[Data extracted from a collection]
*** Block opens ***

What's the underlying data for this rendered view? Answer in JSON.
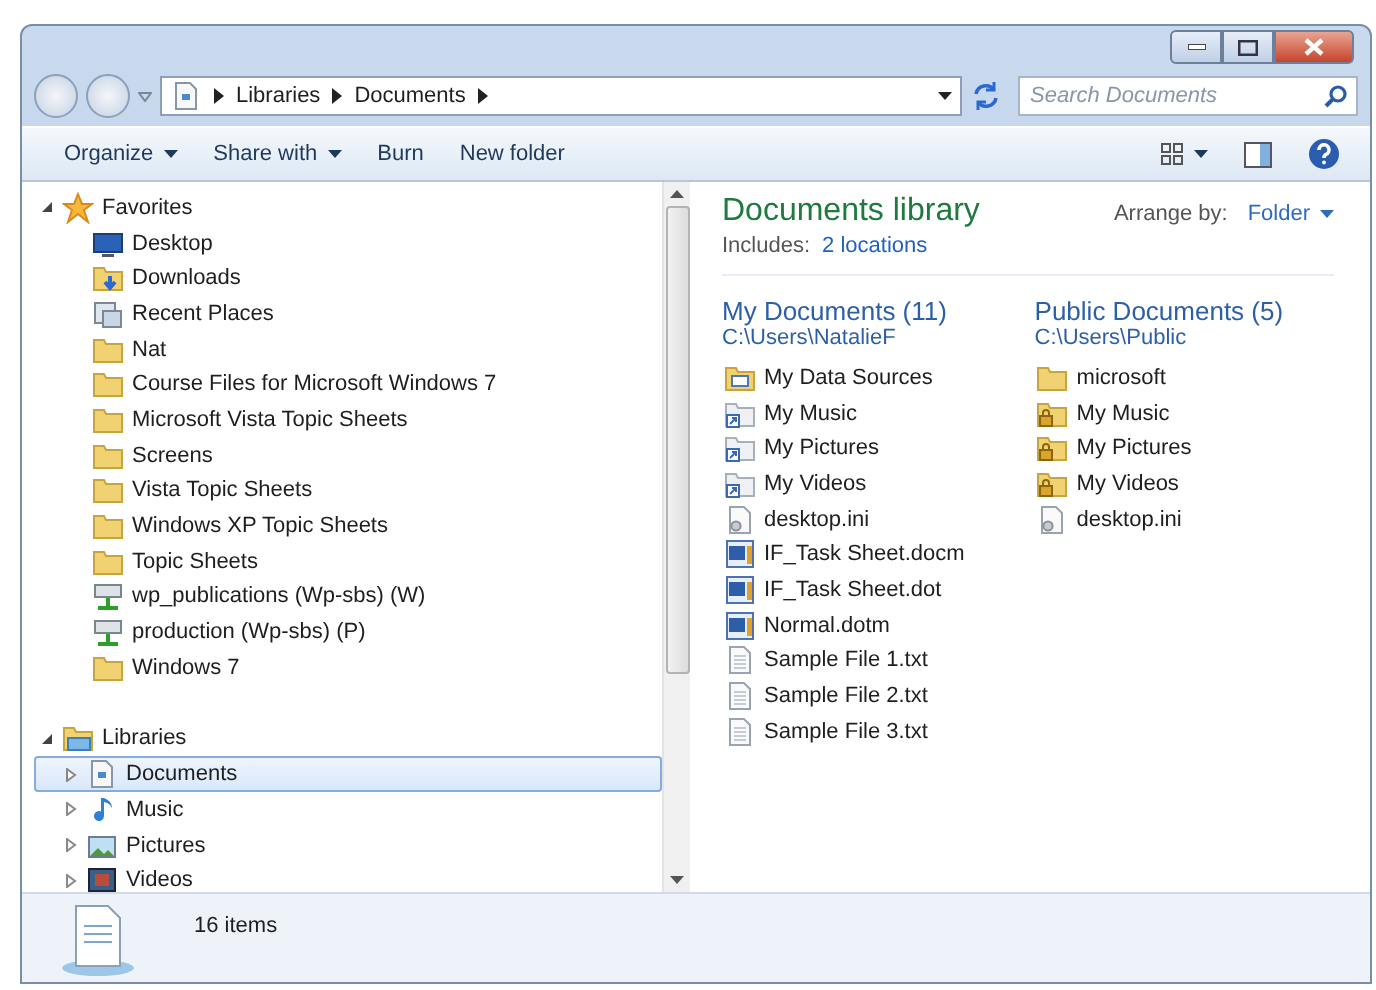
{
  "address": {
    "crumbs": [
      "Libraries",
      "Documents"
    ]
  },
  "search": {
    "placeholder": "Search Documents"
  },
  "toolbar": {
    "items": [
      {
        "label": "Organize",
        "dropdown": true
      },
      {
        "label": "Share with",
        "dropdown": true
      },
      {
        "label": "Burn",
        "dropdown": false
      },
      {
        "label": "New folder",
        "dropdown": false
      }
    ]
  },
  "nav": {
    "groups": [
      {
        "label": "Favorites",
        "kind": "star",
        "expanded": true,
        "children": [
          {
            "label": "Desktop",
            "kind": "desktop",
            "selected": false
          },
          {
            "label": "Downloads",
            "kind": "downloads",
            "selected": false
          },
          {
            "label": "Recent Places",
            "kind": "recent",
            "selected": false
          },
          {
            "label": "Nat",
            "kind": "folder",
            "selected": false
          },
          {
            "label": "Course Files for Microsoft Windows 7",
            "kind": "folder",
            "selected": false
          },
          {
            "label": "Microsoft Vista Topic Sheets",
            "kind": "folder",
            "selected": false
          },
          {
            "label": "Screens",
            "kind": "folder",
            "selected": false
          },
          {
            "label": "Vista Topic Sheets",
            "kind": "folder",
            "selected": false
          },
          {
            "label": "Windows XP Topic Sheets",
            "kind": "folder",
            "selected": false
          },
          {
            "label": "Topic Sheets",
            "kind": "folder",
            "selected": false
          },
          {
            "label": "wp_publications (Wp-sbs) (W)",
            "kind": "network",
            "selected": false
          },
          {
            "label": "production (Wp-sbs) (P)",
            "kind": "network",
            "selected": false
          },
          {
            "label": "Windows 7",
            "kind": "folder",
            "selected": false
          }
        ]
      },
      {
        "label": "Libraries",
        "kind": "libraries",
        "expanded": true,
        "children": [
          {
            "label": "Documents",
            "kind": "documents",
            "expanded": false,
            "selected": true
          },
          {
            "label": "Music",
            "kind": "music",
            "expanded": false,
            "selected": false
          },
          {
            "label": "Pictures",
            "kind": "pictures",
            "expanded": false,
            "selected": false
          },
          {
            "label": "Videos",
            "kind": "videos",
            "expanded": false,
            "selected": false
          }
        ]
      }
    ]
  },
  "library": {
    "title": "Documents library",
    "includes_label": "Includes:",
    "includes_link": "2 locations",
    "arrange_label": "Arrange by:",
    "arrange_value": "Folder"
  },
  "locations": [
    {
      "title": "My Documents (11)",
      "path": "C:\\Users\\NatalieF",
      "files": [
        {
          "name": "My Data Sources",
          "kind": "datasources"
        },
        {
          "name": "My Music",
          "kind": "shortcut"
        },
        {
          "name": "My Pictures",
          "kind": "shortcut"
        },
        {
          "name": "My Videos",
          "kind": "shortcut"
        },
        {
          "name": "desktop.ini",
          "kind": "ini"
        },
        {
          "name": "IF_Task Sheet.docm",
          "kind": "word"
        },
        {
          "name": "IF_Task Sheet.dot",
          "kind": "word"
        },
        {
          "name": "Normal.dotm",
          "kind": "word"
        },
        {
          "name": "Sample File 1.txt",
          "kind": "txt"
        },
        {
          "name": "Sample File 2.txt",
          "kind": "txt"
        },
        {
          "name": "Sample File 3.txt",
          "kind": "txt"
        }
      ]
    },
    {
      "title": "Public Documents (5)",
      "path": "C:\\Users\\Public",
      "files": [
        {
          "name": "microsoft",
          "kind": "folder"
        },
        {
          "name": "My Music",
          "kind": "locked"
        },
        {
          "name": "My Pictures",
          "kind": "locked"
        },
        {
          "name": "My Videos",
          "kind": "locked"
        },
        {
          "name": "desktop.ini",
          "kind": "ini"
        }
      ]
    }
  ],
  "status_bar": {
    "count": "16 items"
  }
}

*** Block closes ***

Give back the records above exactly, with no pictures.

What's the underlying data for this rendered view? Answer in JSON.
{
  "address": {
    "crumbs": [
      "Libraries",
      "Documents"
    ]
  },
  "search": {
    "placeholder": "Search Documents"
  },
  "toolbar": {
    "items": [
      {
        "label": "Organize",
        "dropdown": true
      },
      {
        "label": "Share with",
        "dropdown": true
      },
      {
        "label": "Burn",
        "dropdown": false
      },
      {
        "label": "New folder",
        "dropdown": false
      }
    ]
  },
  "nav": {
    "groups": [
      {
        "label": "Favorites",
        "kind": "star",
        "expanded": true,
        "children": [
          {
            "label": "Desktop",
            "kind": "desktop",
            "selected": false
          },
          {
            "label": "Downloads",
            "kind": "downloads",
            "selected": false
          },
          {
            "label": "Recent Places",
            "kind": "recent",
            "selected": false
          },
          {
            "label": "Nat",
            "kind": "folder",
            "selected": false
          },
          {
            "label": "Course Files for Microsoft Windows 7",
            "kind": "folder",
            "selected": false
          },
          {
            "label": "Microsoft Vista Topic Sheets",
            "kind": "folder",
            "selected": false
          },
          {
            "label": "Screens",
            "kind": "folder",
            "selected": false
          },
          {
            "label": "Vista Topic Sheets",
            "kind": "folder",
            "selected": false
          },
          {
            "label": "Windows XP Topic Sheets",
            "kind": "folder",
            "selected": false
          },
          {
            "label": "Topic Sheets",
            "kind": "folder",
            "selected": false
          },
          {
            "label": "wp_publications (Wp-sbs) (W)",
            "kind": "network",
            "selected": false
          },
          {
            "label": "production (Wp-sbs) (P)",
            "kind": "network",
            "selected": false
          },
          {
            "label": "Windows 7",
            "kind": "folder",
            "selected": false
          }
        ]
      },
      {
        "label": "Libraries",
        "kind": "libraries",
        "expanded": true,
        "children": [
          {
            "label": "Documents",
            "kind": "documents",
            "expanded": false,
            "selected": true
          },
          {
            "label": "Music",
            "kind": "music",
            "expanded": false,
            "selected": false
          },
          {
            "label": "Pictures",
            "kind": "pictures",
            "expanded": false,
            "selected": false
          },
          {
            "label": "Videos",
            "kind": "videos",
            "expanded": false,
            "selected": false
          }
        ]
      }
    ]
  },
  "library": {
    "title": "Documents library",
    "includes_label": "Includes:",
    "includes_link": "2 locations",
    "arrange_label": "Arrange by:",
    "arrange_value": "Folder"
  },
  "locations": [
    {
      "title": "My Documents (11)",
      "path": "C:\\Users\\NatalieF",
      "files": [
        {
          "name": "My Data Sources",
          "kind": "datasources"
        },
        {
          "name": "My Music",
          "kind": "shortcut"
        },
        {
          "name": "My Pictures",
          "kind": "shortcut"
        },
        {
          "name": "My Videos",
          "kind": "shortcut"
        },
        {
          "name": "desktop.ini",
          "kind": "ini"
        },
        {
          "name": "IF_Task Sheet.docm",
          "kind": "word"
        },
        {
          "name": "IF_Task Sheet.dot",
          "kind": "word"
        },
        {
          "name": "Normal.dotm",
          "kind": "word"
        },
        {
          "name": "Sample File 1.txt",
          "kind": "txt"
        },
        {
          "name": "Sample File 2.txt",
          "kind": "txt"
        },
        {
          "name": "Sample File 3.txt",
          "kind": "txt"
        }
      ]
    },
    {
      "title": "Public Documents (5)",
      "path": "C:\\Users\\Public",
      "files": [
        {
          "name": "microsoft",
          "kind": "folder"
        },
        {
          "name": "My Music",
          "kind": "locked"
        },
        {
          "name": "My Pictures",
          "kind": "locked"
        },
        {
          "name": "My Videos",
          "kind": "locked"
        },
        {
          "name": "desktop.ini",
          "kind": "ini"
        }
      ]
    }
  ],
  "status_bar": {
    "count": "16 items"
  }
}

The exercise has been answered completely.